The following story incorrectly described statements by Anthony Coker, a director with Atlanta solar company Suniva. He spoke about a new law that allows performance contracting for energy retrofits on government facilities. Below is a corrected version of the story.
Georgias energy future could be in algae and the sun. But leaders in the renewable energy field who participated in a Macon panel on Wednesday, while praising progress in the renewables industry, said both technology and regulation have a long way to go.
Solar and energy executives, along with researchers and environmental advocates, spoke on Energy and Technology: The Greening of America at Georgia College & State Universitys campus on Cherry Street. The event wound up the universitys annual Water, Energy and Transportation Symposium.
Panelist Dan Bramblett, board chairman of the Green Chamber of the South, pointed out that Georgia and Florida are at the back of the pack when it comes to solar energy production, despite having some of the countrys highest potential. Georgia has been a late-adopter partly because the Southeast has enjoyed such cheap conventional energy, Bramblett said. In recent years, the price of solar equipment dropped low enough to compete.
Susanne Fischer-Quinn, corporate communications manager for MAGE Solar USA in Dublin, said Germany -- which receives far less sunlight -- powered half its grid on solar energy one day last summer.

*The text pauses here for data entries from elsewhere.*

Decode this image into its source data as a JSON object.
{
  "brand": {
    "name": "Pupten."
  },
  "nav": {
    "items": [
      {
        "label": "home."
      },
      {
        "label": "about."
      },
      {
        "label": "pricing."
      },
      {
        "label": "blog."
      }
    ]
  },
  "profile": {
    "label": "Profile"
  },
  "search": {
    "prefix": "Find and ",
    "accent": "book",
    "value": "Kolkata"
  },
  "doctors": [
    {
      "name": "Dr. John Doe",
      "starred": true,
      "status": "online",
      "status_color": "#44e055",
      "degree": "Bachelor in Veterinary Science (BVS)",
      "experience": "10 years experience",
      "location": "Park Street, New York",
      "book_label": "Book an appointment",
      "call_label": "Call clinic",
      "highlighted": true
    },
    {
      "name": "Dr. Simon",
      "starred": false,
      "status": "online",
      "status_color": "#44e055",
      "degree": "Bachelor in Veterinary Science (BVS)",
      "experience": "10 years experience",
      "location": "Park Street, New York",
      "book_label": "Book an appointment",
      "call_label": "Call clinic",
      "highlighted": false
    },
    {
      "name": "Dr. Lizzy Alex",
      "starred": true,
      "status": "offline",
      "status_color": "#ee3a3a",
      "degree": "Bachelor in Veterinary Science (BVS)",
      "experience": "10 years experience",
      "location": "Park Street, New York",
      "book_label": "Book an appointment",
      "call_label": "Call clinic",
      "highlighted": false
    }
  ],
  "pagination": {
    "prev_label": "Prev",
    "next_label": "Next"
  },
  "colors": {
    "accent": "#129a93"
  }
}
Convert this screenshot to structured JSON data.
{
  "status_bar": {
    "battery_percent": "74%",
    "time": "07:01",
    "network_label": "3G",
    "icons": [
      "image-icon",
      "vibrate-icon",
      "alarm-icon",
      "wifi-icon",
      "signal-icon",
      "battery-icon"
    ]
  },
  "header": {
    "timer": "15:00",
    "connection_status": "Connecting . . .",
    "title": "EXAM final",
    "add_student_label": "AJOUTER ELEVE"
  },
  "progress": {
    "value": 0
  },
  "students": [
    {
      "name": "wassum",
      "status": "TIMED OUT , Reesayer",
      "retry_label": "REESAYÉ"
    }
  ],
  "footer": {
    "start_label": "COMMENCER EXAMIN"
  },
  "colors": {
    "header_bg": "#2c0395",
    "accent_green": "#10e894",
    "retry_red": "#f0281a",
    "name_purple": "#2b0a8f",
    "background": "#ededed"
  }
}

If Germany can pull it off, in Georgia were sitting on a gold mine, she said.
MAGE recently collaborated with the Dublin school district on installing solar panels at the districts high school, reducing electricity costs enough for the district to avoid furloughs.
Gary Lee, executive director of the Warner Robins Redevelopment Agency, attended Wednesdays panel to learn more about renewable energy, partly because his city is interested in doing a similar project with its school district. Lee said he met with representatives of other local governments such as Fort Valley earlier this week to explore the possibilities.
Anthony Coker, a director with Atlanta solar company Suniva, noted that 15 states allow third-party financing of solar systems for homes and businesses.
Several bills have been floated in Georgia that would explicitly allow companies to essentially install solar panels for free on a building, then provide free electricity to the owner while selling the excess to the energy grid.
Coker said this would be more beneficial to development of Georgias solar industry than a bill recently floated by state Rep. Rusty Kidd, I-Milledgeville, that focuses on opening Georgia Powers grid to large private solar farms.
Coker said this approach, instigated by Macon-based company Georgia Solar Utilities, aims to create a new monopoly rather than opening the solar field to competition.
Georgia Power has opposed all these bills, saying they would open the door to energy deregulation in the state.
Georgia Power green energy manager Wilson Mallard basically said the company doesnt want to mess with an effective system in order to bring a particular energy source on line.
We think solar is already coming to Georgia in a cost-effective way, he said. Within the last year, Georgia Power has announced or begun the development of about 260 megawatts of solar energy, from solar farms to small arrays on homes and businesses.
Coker and others disagree with Georgia Power, saying third-party financing could be permitted without changes to the Territorial Act that divided up the state among power companies.
The Co-Generation and Distributed Generation Act is whats getting in the way of free-market capitalism, and it could be clarified without overhauling the states energy structure, Coker said. But any such change is something utilities are fighting tooth and nail.
Georgia could also encourage the solar industry by stabilizing tax credits and other programs that support the industry, said Fisher-Quinn. Their constant fluctuation has hindered investment, she said.
Kalina Manoylov, a Georgia College assistant biology professor, said algae has also begun to generate a lot of interest as a renewable energy source in Georgia. She said she has seen permit applications from more than 50 companies that wanted to launch algae biomass facilities over the last four years, but only four are still operating.
The biggest problem: People want to do business without knowing the organism theyre working on, she said, noting the many types of algae and how little is understood about how it functions.